Paul founded the church. His second visit was the one where he ran into the opposition of the false apostles. This will be his third visit (v. 1). When he comes, he will bring judgment, and he will apply the biblical standards of justice (v. 1). He warns them solemnly now that unless there is repentance, his discipline will be strict (v. 2). He will do this to prove the strength of Christ in him, applied to them (v. 3). The strength of Christ is a death and resurrection kind of strength (v. 4), and Paul follows that pattern. Paul tells them to examine themselves before he comes and has to do it (v. 5). Christ is within those who pass the test, and is not within the reprobates (v. 5). And he is confident that they will recognize that Paul’s group is not reprobate (v. 6). Paul wants them to pass the test, to do no evil, and not for the sake of his reputation (v. 7). What matters above all is the truth (v. 8). Paul is glad to be weak and the Corinthians strong (v. 9). Paul’s hope is that he might get the sharp things out of the way in the letter, and then when he is with them, he might give himself to edification, not demolition (v. 10). He then gives a cluster of charges in his farewell—be mature, be comforted, be likeminded, be at peace, and may the God of love and peace crown it all (v. 11). Greet one another with an holy kiss (v. 12). The saints send their greetings (v. 13). He then concludes with a glorious benediction (v. 14).

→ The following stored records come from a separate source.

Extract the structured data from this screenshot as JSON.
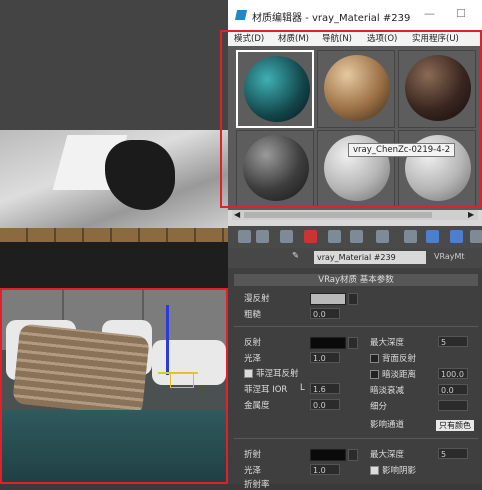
{
  "window": {
    "title": "材质编辑器 - vray_Material #239",
    "menus": [
      "模式(D)",
      "材质(M)",
      "导航(N)",
      "选项(O)",
      "实用程序(U)"
    ]
  },
  "slots": {
    "tooltip": "vray_ChenZc-0219-4-2",
    "items": [
      {
        "icon": "teal-speckled-sphere"
      },
      {
        "icon": "wood-sphere"
      },
      {
        "icon": "dark-wood-sphere"
      },
      {
        "icon": "dark-gray-sphere"
      },
      {
        "icon": "gray-sphere"
      },
      {
        "icon": "gray-sphere"
      }
    ]
  },
  "material": {
    "name": "vray_Material #239",
    "type": "VRayMt"
  },
  "params": {
    "rollout_title": "VRay材质 基本参数",
    "diffuse_label": "漫反射",
    "roughness_label": "粗糙",
    "roughness_value": "0.0",
    "reflect_label": "反射",
    "gloss_label": "光泽",
    "gloss_value": "1.0",
    "fresnel_label": "菲涅耳反射",
    "fresnel_ior_label": "菲涅耳 IOR",
    "fresnel_ior_short": "L",
    "fresnel_ior_value": "1.6",
    "metal_label": "金属度",
    "metal_value": "0.0",
    "max_depth_label": "最大深度",
    "max_depth_value": "5",
    "back_reflect_label": "背面反射",
    "dim_dist_label": "暗淡距离",
    "dim_dist_value": "100.0",
    "dim_falloff_label": "暗淡衰减",
    "dim_falloff_value": "0.0",
    "subdiv_label": "细分",
    "affect_channels_label": "影响通道",
    "affect_channels_value": "只有颜色",
    "refract_label": "折射",
    "refract_gloss_label": "光泽",
    "refract_gloss_value": "1.0",
    "ior_label": "折射率",
    "refract_max_depth_label": "最大深度",
    "refract_max_depth_value": "5",
    "affect_shadows_label": "影响阴影"
  },
  "colors": {
    "accent_red": "#e0202a",
    "selection": "#ffffff"
  }
}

Before you set yourself to “examine yourself to see if you are in the faith,” you must settle two other things first. First, what are you testing for, and second, what are you testing with? You are testing whether or not Christ is within you. That is the first thing. Second, you are testing with the standards set by the Scriptures, and not by standards invented by your Victorian great-grandmother.

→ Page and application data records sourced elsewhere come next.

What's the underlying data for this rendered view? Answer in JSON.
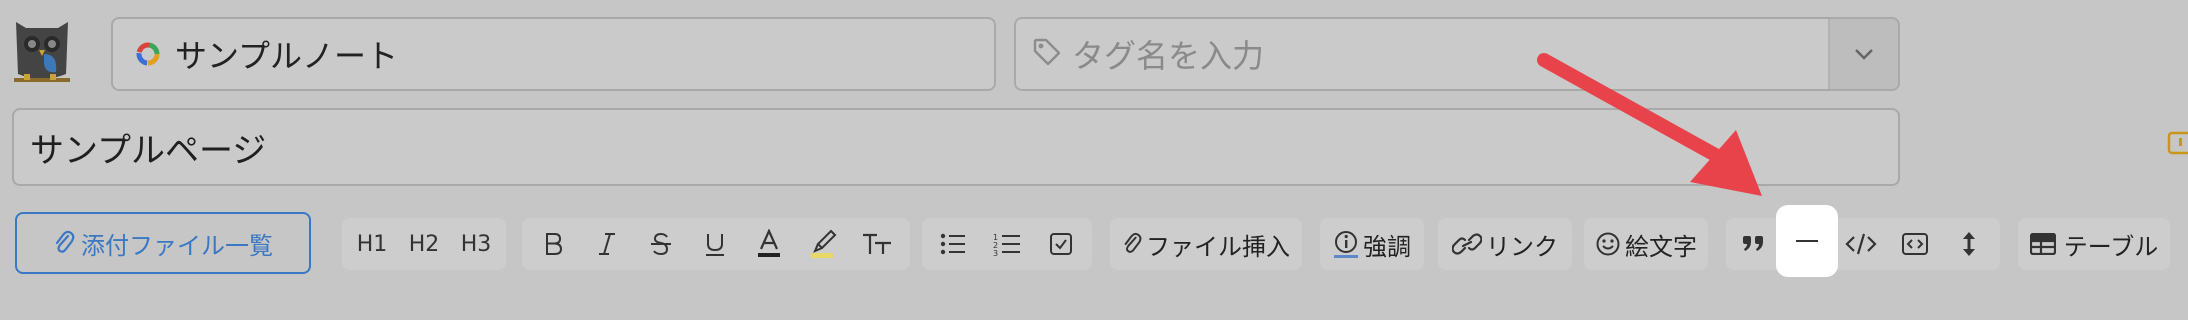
{
  "header": {
    "notebook": {
      "name": "サンプルノート"
    },
    "tag_input": {
      "placeholder": "タグ名を入力"
    },
    "page_title": "サンプルページ"
  },
  "toolbar": {
    "attachments_label": "添付ファイル一覧",
    "headings": [
      "H1",
      "H2",
      "H3"
    ],
    "formatting": [
      "bold",
      "italic",
      "strikethrough",
      "underline",
      "font-color",
      "highlight",
      "text-size"
    ],
    "lists": [
      "bulleted-list",
      "numbered-list",
      "checklist"
    ],
    "file_insert_label": "ファイル挿入",
    "emphasis_label": "強調",
    "link_label": "リンク",
    "emoji_label": "絵文字",
    "insert_tools": [
      "quote",
      "horizontal-rule",
      "code",
      "code-block",
      "line-height"
    ],
    "table_label": "テーブル"
  },
  "annotation": {
    "arrow_color": "#e8434a",
    "highlighted_tool": "horizontal-rule"
  },
  "colors": {
    "background": "#c6c6c6",
    "accent_blue": "#3a78c3",
    "field_border": "#a9a9a9",
    "highlight_box": "#ffffff"
  }
}
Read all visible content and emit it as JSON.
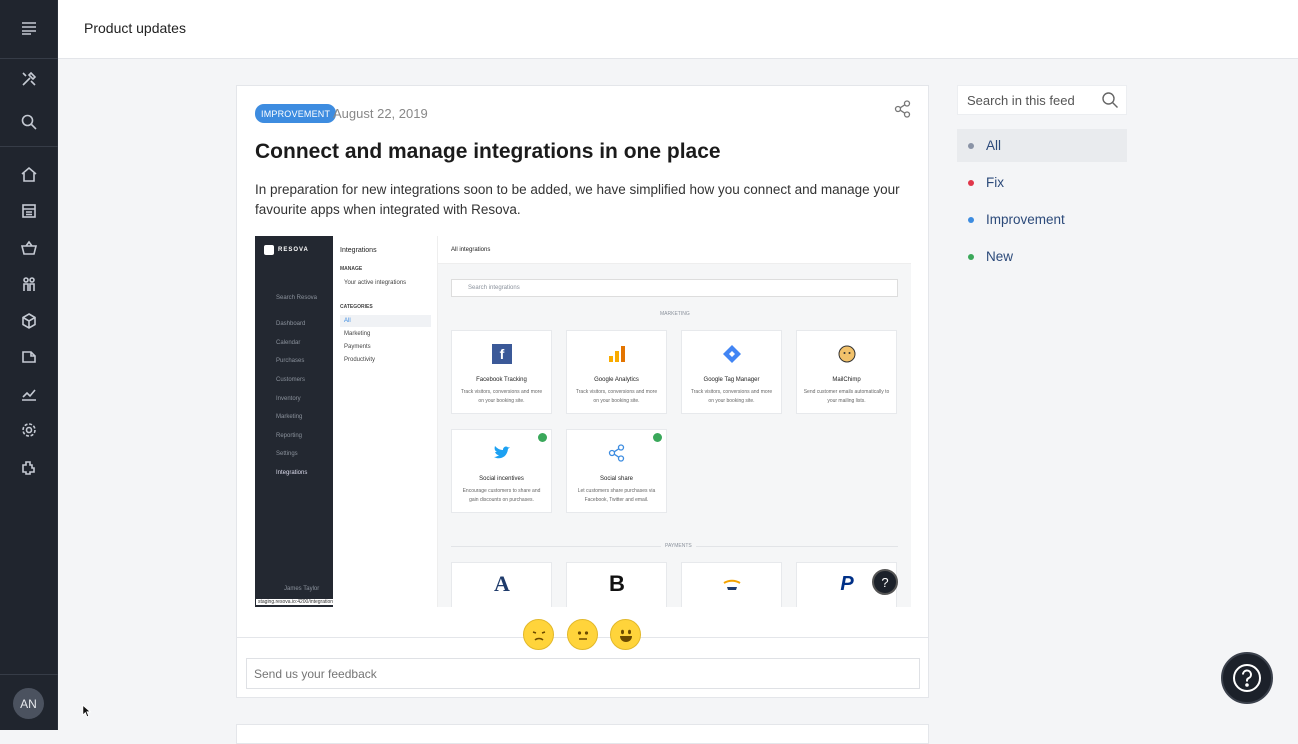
{
  "header": {
    "title": "Product updates"
  },
  "rail": {
    "icons": [
      "menu-icon",
      "tools-icon",
      "search-icon",
      "home-icon",
      "calendar-icon",
      "basket-icon",
      "customers-icon",
      "inventory-icon",
      "marketing-icon",
      "reporting-icon",
      "settings-icon",
      "integrations-icon"
    ],
    "avatar_initials": "AN"
  },
  "post": {
    "badge": "IMPROVEMENT",
    "date": "August 22, 2019",
    "title": "Connect and manage integrations in one place",
    "description": "In preparation for new integrations soon to be added, we have simplified how you connect and manage your favourite apps when integrated with Resova.",
    "screenshot": {
      "brand": "RESOVA",
      "search_label": "Search Resova",
      "side_items": [
        "Dashboard",
        "Calendar",
        "Purchases",
        "Customers",
        "Inventory",
        "Marketing",
        "Reporting",
        "Settings",
        "Integrations"
      ],
      "user_name": "James Taylor",
      "url": "staging.resova.io:4200/integrations/manage",
      "nav_title": "Integrations",
      "nav_manage": "MANAGE",
      "nav_active": "Your active integrations",
      "nav_categories": "CATEGORIES",
      "nav_items": [
        "All",
        "Marketing",
        "Payments",
        "Productivity"
      ],
      "main_title": "All integrations",
      "search_placeholder": "Search integrations",
      "section_marketing": "MARKETING",
      "section_payments": "PAYMENTS",
      "tiles": [
        {
          "name": "Facebook Tracking",
          "desc": "Track visitors, conversions and more on your booking site."
        },
        {
          "name": "Google Analytics",
          "desc": "Track visitors, conversions and more on your booking site."
        },
        {
          "name": "Google Tag Manager",
          "desc": "Track visitors, conversions and more on your booking site."
        },
        {
          "name": "MailChimp",
          "desc": "Send customer emails automatically to your mailing lists."
        },
        {
          "name": "Social incentives",
          "desc": "Encourage customers to share and gain discounts on purchases."
        },
        {
          "name": "Social share",
          "desc": "Let customers share purchases via Facebook, Twitter and email."
        }
      ],
      "payment_letters": [
        "A",
        "B"
      ]
    },
    "feedback_placeholder": "Send us your feedback"
  },
  "sidebar": {
    "search_placeholder": "Search in this feed",
    "filters": [
      {
        "label": "All",
        "color": "#8a93a6"
      },
      {
        "label": "Fix",
        "color": "#e0364a"
      },
      {
        "label": "Improvement",
        "color": "#3d8ce0"
      },
      {
        "label": "New",
        "color": "#3aa85a"
      }
    ]
  },
  "colors": {
    "badge": "#3d8ce0",
    "rail": "#20252e",
    "link": "#2c4a7a"
  }
}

What do you make of Jesus? What do you think of Him? You should not be looking for certain ecstatic emotions, or sentimental turbulence. We are talking about Christ the Messiah. What do you make of Him?

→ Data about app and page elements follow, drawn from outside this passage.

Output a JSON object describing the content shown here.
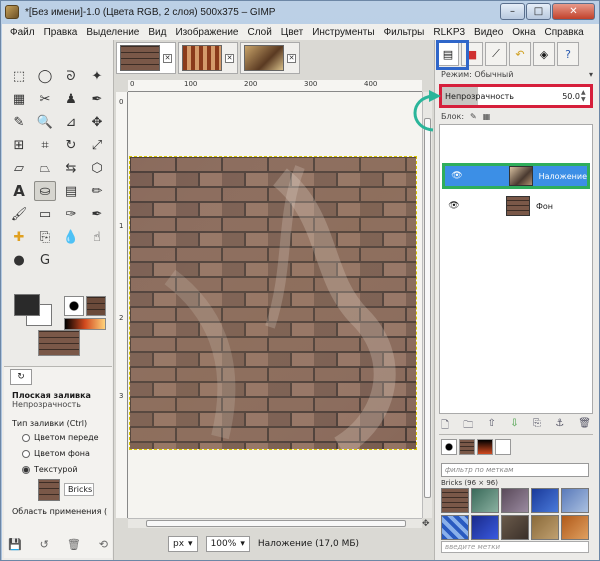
{
  "window": {
    "title": "*[Без имени]-1.0 (Цвета RGB, 2 слоя) 500x375 – GIMP",
    "min": "–",
    "max": "□",
    "close": "✕"
  },
  "menu": [
    "Файл",
    "Правка",
    "Выделение",
    "Вид",
    "Изображение",
    "Слой",
    "Цвет",
    "Инструменты",
    "Фильтры",
    "RLKP3",
    "Видео",
    "Окна",
    "Справка"
  ],
  "rulers": {
    "h": [
      "0",
      "100",
      "200",
      "300",
      "400"
    ],
    "v": [
      "0",
      "1",
      "2",
      "3"
    ]
  },
  "tool_options": {
    "tab_icon": "↻",
    "title": "Плоская заливка",
    "subtitle": "Непрозрачность",
    "fill_type_label": "Тип заливки (Ctrl)",
    "fill_options": [
      "Цветом переде",
      "Цветом фона",
      "Текстурой"
    ],
    "selected_fill": 2,
    "pattern_name": "Bricks",
    "area_label": "Область применения ("
  },
  "statusbar": {
    "unit": "px",
    "zoom": "100%",
    "info": "Наложение (17,0 МБ)"
  },
  "layers": {
    "mode_label": "Режим: Обычный",
    "opacity_label": "Непрозрачность",
    "opacity_value": "50.0",
    "opacity_fraction": 0.5,
    "lock_label": "Блок:",
    "items": [
      {
        "name": "Наложение",
        "selected": true
      },
      {
        "name": "Фон",
        "selected": false
      }
    ]
  },
  "brushes": {
    "filter_placeholder": "фильтр по меткам",
    "pattern_label": "Bricks (96 × 96)",
    "tags_placeholder": "введите метки"
  },
  "colors": {
    "highlight_blue": "#2f66c9",
    "highlight_red": "#d61f3b",
    "highlight_green": "#2fae5c",
    "selected_layer": "#3c8fe6",
    "arrow": "#2ab59a"
  }
}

And what standards can we take from the Scriptures? We know Christ is in us because we have believed in the name of Jesus (1 Jn. 5:13; Rom. 10:9). We know that Christ is in us because the Spirit was given us (1 John 4:13). And how do we know that? He grows things (Gal. 5:22-23; Eph. 5:9), and He kills things (Rom. 8:13). We know Christ is in us if we love the brethren (1 John 3:14). We know Christ is in us and we are converted if we have humility of mind, like that of a little child (Matt. 18:3). We know Christ is in us if we are hungry for the Scriptures (1 Pet. 2:2-3). We know Christ is in us if the sacrifice of Christ on the cross makes sense to us as the power of God (1 Cor. 1:18). We know Christ is in us because of our growth in obedience (1 John 2:3). We know Christ is in us because of what happens when we disobey (Heb. 12:6). We know Christ is in us.
A GLORIOUS BENEDICTION
Paul concludes this epistle with a wonderful benediction. The order of the persons named is a little different. He begins with the grace of the Lord Jesus Christ. Our starting point is with the one who first came to us as Immanuel, God with us. Christ is the one who brings us to the Father, and this Father is the one who loved us. And so it is that the love of God is mentioned second. And then, after we have encountered Christ, and have been brought to the Father, we find that we are in koinonia-fellowship with all of God’s people everywhere. And amen.